Hurricane forecasters are monitoring two tropical systems that could impact weather across the Tampa Bay area in the next few days.
On Monday afternoon, Tropical Storm Bret formed in the Atlantic and another system in the Gulf of Mexico seemed on the verge of tropical status, earning the designation Potential Tropical Cyclone Three.
As of Tuesday at 5 a.m., the potential cyclone was located about 305 miles south-southwest of the mouth of the Mississippi River and about 345 miles south-southeast of Morgan City, La. It is moving northwest at 8 mph and has maximum sustained winds of 40 mph.
The National Hurricane Center has issued a tropical storm warning for the eastern half of the Louisiana coast, from Intracoastal City to the mouth of the Pearl River, which borders Mississippi. The warning area includes New Orleans. A tropical storm watch is in effect from Louisiana to High Island, Texas.

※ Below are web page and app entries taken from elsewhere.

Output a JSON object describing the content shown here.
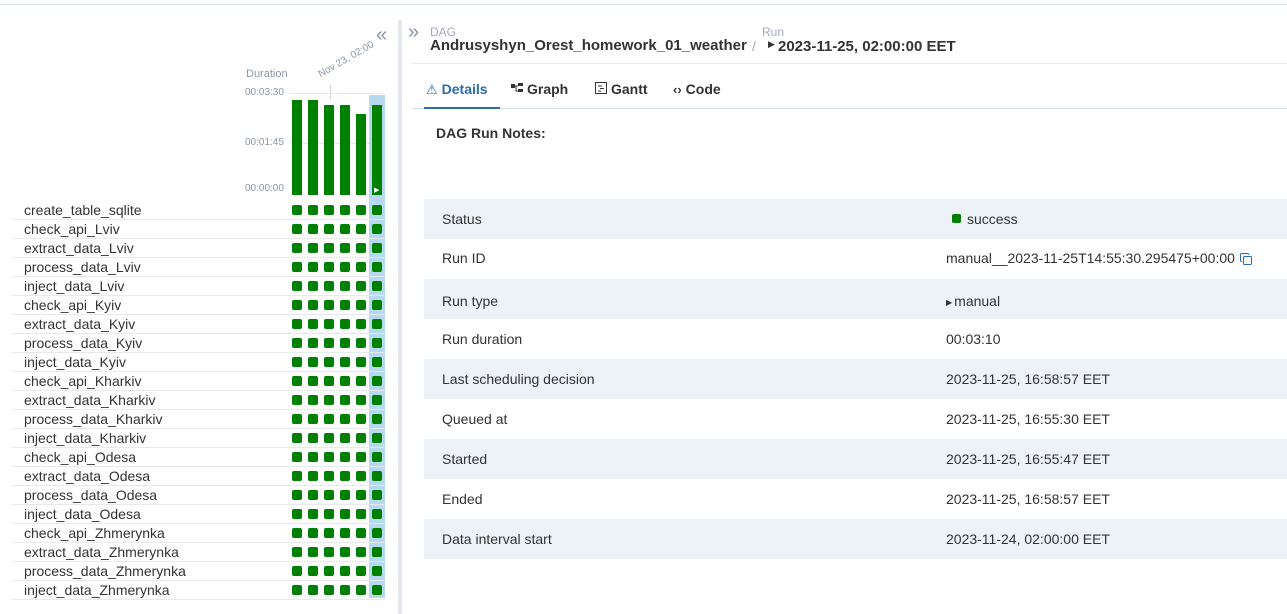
{
  "grid": {
    "duration_label": "Duration",
    "date_label": "Nov 23, 02:00",
    "yticks": [
      "00:03:30",
      "00:01:45",
      "00:00:00"
    ],
    "run_durations_sec": [
      200,
      199,
      190,
      188,
      170,
      190
    ],
    "tasks": [
      "create_table_sqlite",
      "check_api_Lviv",
      "extract_data_Lviv",
      "process_data_Lviv",
      "inject_data_Lviv",
      "check_api_Kyiv",
      "extract_data_Kyiv",
      "process_data_Kyiv",
      "inject_data_Kyiv",
      "check_api_Kharkiv",
      "extract_data_Kharkiv",
      "process_data_Kharkiv",
      "inject_data_Kharkiv",
      "check_api_Odesa",
      "extract_data_Odesa",
      "process_data_Odesa",
      "inject_data_Odesa",
      "check_api_Zhmerynka",
      "extract_data_Zhmerynka",
      "process_data_Zhmerynka",
      "inject_data_Zhmerynka"
    ],
    "run_count": 6,
    "status_color": "#008000",
    "selected_color": "#b7d9f0"
  },
  "header": {
    "dag_caption": "DAG",
    "dag_name": "Andrusyshyn_Orest_homework_01_weather",
    "separator": "/",
    "run_caption": "Run",
    "run_name": "2023-11-25, 02:00:00 EET"
  },
  "tabs": [
    {
      "label": "Details",
      "icon": "warning-triangle-icon"
    },
    {
      "label": "Graph",
      "icon": "graph-icon"
    },
    {
      "label": "Gantt",
      "icon": "gantt-icon"
    },
    {
      "label": "Code",
      "icon": "code-icon"
    }
  ],
  "notes_title": "DAG Run Notes:",
  "details": [
    {
      "label": "Status",
      "value": "success"
    },
    {
      "label": "Run ID",
      "value": "manual__2023-11-25T14:55:30.295475+00:00"
    },
    {
      "label": "Run type",
      "value": "manual"
    },
    {
      "label": "Run duration",
      "value": "00:03:10"
    },
    {
      "label": "Last scheduling decision",
      "value": "2023-11-25, 16:58:57 EET"
    },
    {
      "label": "Queued at",
      "value": "2023-11-25, 16:55:30 EET"
    },
    {
      "label": "Started",
      "value": "2023-11-25, 16:55:47 EET"
    },
    {
      "label": "Ended",
      "value": "2023-11-25, 16:58:57 EET"
    },
    {
      "label": "Data interval start",
      "value": "2023-11-24, 02:00:00 EET"
    }
  ]
}
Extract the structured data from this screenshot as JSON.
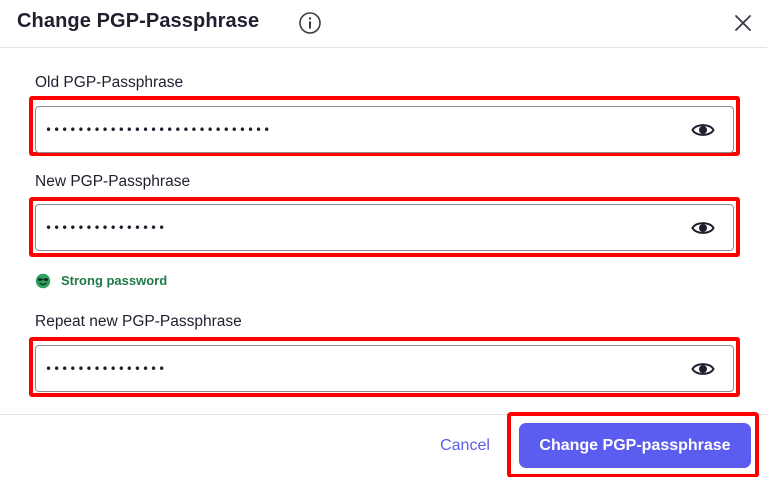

Forecasters expect the system to become Tropical Storm Cindy on Tuesday, turning north and approaching the Louisiana coast Wednesday night.
Forecasters say the system could produce 4-8 inches of rain, and up to 10 inches, over southeastern Louisiana, southern Mississippi, southern Alabama, and the Florida Panhandle through Thursday morning. It also could spawn tornadoes and result in a storm surge of 1-3 feet along the warning area.
The two storms pose little to no direct threat to Tampa Bay or southwest Florida, forecasters said.
“Severe weather is not expected,” 10Weather WTSP meteorologist Grant Gilmore said. “But some heavy downpours and lightning are possible along with gusty winds, at times.”
Stacy Stewart, a senior hurricane specialist at the National Hurricane Center in Miami, called the prospect of two tropical cyclones in June “unprecedented.”
“That’s extremely unusual, given that we usually average one named storm in the month of June every two to three years,” Stewart said.
Neither system was expected to bring a direct hit to Florida, but at least with the Gulf storm, the Keys and mainland Florida could expect rain over the next day or two from its peripheral bands.
Conditions aren’t favorable to spawn a hurricane but parts of the Gulf Coast can expect heavy rain.
Tropical Storm Bret was expected to move westward through the Caribbean Sea before being torn apart by winds, Stewart said. The storm is moving along South America’s northern coast. Its maximum sustained winds are near 40 mph (64 kph) with weakening expected to begin later in the day.
For weather nerds, Bret is historic because before it was given that name, it was “Potential Tropical Cyclone Two.” Until Sunday, no tropical system had ever been officially referred to as a potential system with its own advisories.
Prior to this year, the hurricane center would issue advisories when a storm formed.
In an effort to emphasize to people that a storm is brewing and could be headed their way, the hurricane center began releasing the potential alerts with the hope that residents in a likely storm zone would start preparations earlier.
Asked if this unusually active June is a harbinger of a busy hurricane season to come, Stewart said it was hard to say, because there wasn’t much in the way of similar Junes to compare.
But, he added, it did seem to confirm, at least for now, NOAA’s prediction that 2017 would see a busier than average Atlantic hurricane season.
Information from Times wires was used in this report.